Early in 2012 the toy company 3A offered a pre-order of figures in a blind-box assortment. Blind boxed toys are a sort of lucky dip where buyers know roughly what they are going to get for their money but not exactly what. This is an established and particularly popular distribution method for many toy makers and artists, with the prospect of pulling a rare (& therefore valuable) variant acting as an incentive for buyers to gamble on a product, often buying multiples to increase the odds of getting something a little special.
In this particular instance 3A fans would receive a random selection of Zombie toys (or “Zombs” Ashley Wood’s name for zombies) from a range of about twelve variants all in the company’s 1/12th scale – referred to as Action Portable or AP. All that was clearly known, based on some rough sketches posted online in advance was that there would be three categories of zombies available – standard, war and robot zombs.
In addition there were two releases where buyers knew exactly what they were getting in advance.

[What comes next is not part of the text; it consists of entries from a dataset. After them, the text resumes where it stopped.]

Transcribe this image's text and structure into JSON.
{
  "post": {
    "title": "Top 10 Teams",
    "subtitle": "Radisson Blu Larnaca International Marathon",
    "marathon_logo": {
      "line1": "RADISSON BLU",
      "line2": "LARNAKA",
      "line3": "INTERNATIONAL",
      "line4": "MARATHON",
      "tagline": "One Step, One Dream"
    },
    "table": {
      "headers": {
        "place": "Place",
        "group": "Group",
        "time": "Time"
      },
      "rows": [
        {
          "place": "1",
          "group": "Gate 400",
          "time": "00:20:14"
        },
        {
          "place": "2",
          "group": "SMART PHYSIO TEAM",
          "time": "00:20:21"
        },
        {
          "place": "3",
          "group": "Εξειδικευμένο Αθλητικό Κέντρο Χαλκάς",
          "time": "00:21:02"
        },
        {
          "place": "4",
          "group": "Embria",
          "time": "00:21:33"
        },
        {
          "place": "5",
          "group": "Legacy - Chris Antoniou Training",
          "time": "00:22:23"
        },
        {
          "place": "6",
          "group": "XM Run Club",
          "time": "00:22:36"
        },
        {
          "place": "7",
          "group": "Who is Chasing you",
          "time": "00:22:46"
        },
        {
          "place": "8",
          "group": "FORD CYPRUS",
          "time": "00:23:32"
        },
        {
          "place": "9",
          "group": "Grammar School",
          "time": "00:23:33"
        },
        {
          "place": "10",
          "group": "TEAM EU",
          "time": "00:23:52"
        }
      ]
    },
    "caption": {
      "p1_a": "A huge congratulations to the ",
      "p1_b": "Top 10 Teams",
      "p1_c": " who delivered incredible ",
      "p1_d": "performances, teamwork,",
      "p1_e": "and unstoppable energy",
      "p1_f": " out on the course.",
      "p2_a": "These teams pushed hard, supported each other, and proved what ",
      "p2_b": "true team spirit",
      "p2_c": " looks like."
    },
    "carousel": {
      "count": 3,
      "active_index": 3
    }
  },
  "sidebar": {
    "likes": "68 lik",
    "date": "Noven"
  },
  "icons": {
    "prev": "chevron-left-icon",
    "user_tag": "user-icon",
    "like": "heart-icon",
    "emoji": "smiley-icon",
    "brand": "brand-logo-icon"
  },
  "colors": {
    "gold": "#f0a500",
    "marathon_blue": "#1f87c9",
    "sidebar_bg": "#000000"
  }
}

A three-pack of Zombs with three different head/hair variations each wearing a different coloured boiler suit and also a single Shadow Zomb all in black available exclusively to 3A Associates (aka ‘members’).
Now an admission. Until this release I just didn’t “get” the 3A Zomb design. In fact in general I’m not a big Zombie fan despite their increasing popularity across many media.
Additionally I made an assumption that like traditional blindbox toys these would be truly random, so ordering say three toys from a range of twelve didn’t guarantee three different variations, the odds make it pretty easy to end up with two or worse three toys all of the same design. In fact it turns out 3A’s fullfillment wasn’t blind at all. It appears that for anyone ordering between two and twelve figures 3A sorted out what was sent in order to guarantee no doubles – a fact it would have been much better for the customers to have known in advance!
Anyway, as a result of my assumption and general “meh” regarding zombies I was pretty happy to pass on this drop and not pre-order anything.
What. A. Fool.
It took the usual number of months after the pre-order date for the Zombs to make it out of production and begin to ship, and when they did and people started posting up pictures of what they had received I realised I had made a big mistake.
These were awesome! A truly cool combination of good design and playability in a perfect pocket size.
So began the hunt to make up for my short-sighted error and chase down some of these Zombs on the secondary market. But of course there was a problem, some of these figures were rarer and therefore always going to be hard (or worse, expensive) to find.
The initial excitement seemed to be about the War Zombs of which there were three variants released. But it soon became clear that two variants with high-top sneakers and slogan’d shirts were possibly rarer – the NYCC Zombs (based on a design previously released in 1/6th scale at the New York Comic Convention).
Then there were the Zombots, human bodies with robot heads only two colourways of these were made. Then the commons, the Boiler Zombs (an umbrella label because of their variety of coloured boiler suits being their most distinguishing feature) with some differences in faces or hair styles.
Finally the non-blind box figures, whilst popular seemed to be significantly less sought after almost certainly because buyers had known much more about what they would be like – only sketches of these had similarly ever been shown but the colourways were at least named ahead of time and the was no random element to what you received.
The other big factor in what made the blind boxed Zombs more sought after was a mistake or possibly some misinformation which happened during the pre-order. It seems many buyers thought they were limited to ordering a maximum of three figures. Why or how this misunderstanding arose I don’t know as I wasn’t ordering any, but later when they shipped it became apparent that many had limited their order to three pieces, but others had ordered more, some as many as ten or twelve figures. The net result come delivery time was a shortage of doubles and worse, even more people trying to get hold of some of the figures they didn’t get within their allocation but now desperately wanted.
The secondary market in the wake of this toy drop was madness, some Zombs were changing hands for three to five times their original cost. Many people were doing straightforward swaps, but because of the perceived rarity of some of the variants trades were not always going to work. The only way to succeed in this situation is patience. Wait for the excitement and feeding frenzy to die down and then pick off bargains or trades when sanity has returned.
So my Zomb collection grew, slowly. Now it is of just enough size for me to name it a hoard (a very modest hoard).
But those NYCC Zombs are still eluding me. I’d be happy with just one of the pair, but for now it’s a waiting game.